Your instructions -
Leave every picture out, and retype all the remaining records exactly.

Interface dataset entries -
··········

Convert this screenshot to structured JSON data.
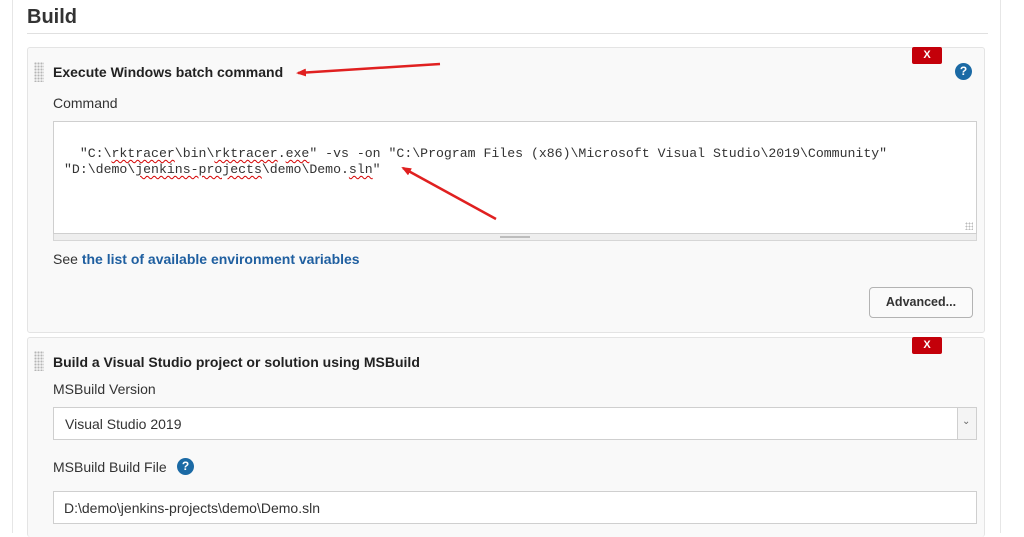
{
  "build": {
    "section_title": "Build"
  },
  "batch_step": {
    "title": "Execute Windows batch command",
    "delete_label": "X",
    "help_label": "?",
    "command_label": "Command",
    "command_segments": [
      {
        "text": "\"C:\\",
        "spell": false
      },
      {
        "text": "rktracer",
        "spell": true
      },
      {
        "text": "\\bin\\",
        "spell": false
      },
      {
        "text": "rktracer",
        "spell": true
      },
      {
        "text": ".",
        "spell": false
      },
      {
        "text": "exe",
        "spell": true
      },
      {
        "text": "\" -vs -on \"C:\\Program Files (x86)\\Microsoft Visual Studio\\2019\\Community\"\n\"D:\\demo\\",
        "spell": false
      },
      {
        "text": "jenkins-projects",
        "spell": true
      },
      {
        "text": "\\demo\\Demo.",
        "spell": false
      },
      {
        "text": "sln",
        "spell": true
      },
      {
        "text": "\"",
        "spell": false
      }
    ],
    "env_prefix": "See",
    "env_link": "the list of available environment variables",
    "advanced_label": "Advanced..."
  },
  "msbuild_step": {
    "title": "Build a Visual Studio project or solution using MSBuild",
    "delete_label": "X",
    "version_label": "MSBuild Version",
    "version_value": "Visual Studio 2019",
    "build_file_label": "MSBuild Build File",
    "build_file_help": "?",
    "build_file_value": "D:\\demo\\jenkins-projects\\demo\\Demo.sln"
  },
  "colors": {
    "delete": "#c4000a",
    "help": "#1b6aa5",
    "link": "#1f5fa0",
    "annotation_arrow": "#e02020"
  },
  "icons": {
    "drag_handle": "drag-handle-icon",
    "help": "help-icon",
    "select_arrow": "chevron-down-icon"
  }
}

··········

Response to this task -
Convert this screenshot to structured JSON data.
{
  "build": {
    "section_title": "Build"
  },
  "batch_step": {
    "title": "Execute Windows batch command",
    "delete_label": "X",
    "help_label": "?",
    "command_label": "Command",
    "command_segments": [
      {
        "text": "\"C:\\",
        "spell": false
      },
      {
        "text": "rktracer",
        "spell": true
      },
      {
        "text": "\\bin\\",
        "spell": false
      },
      {
        "text": "rktracer",
        "spell": true
      },
      {
        "text": ".",
        "spell": false
      },
      {
        "text": "exe",
        "spell": true
      },
      {
        "text": "\" -vs -on \"C:\\Program Files (x86)\\Microsoft Visual Studio\\2019\\Community\"\n\"D:\\demo\\",
        "spell": false
      },
      {
        "text": "jenkins-projects",
        "spell": true
      },
      {
        "text": "\\demo\\Demo.",
        "spell": false
      },
      {
        "text": "sln",
        "spell": true
      },
      {
        "text": "\"",
        "spell": false
      }
    ],
    "env_prefix": "See",
    "env_link": "the list of available environment variables",
    "advanced_label": "Advanced..."
  },
  "msbuild_step": {
    "title": "Build a Visual Studio project or solution using MSBuild",
    "delete_label": "X",
    "version_label": "MSBuild Version",
    "version_value": "Visual Studio 2019",
    "build_file_label": "MSBuild Build File",
    "build_file_help": "?",
    "build_file_value": "D:\\demo\\jenkins-projects\\demo\\Demo.sln"
  },
  "colors": {
    "delete": "#c4000a",
    "help": "#1b6aa5",
    "link": "#1f5fa0",
    "annotation_arrow": "#e02020"
  },
  "icons": {
    "drag_handle": "drag-handle-icon",
    "help": "help-icon",
    "select_arrow": "chevron-down-icon"
  }
}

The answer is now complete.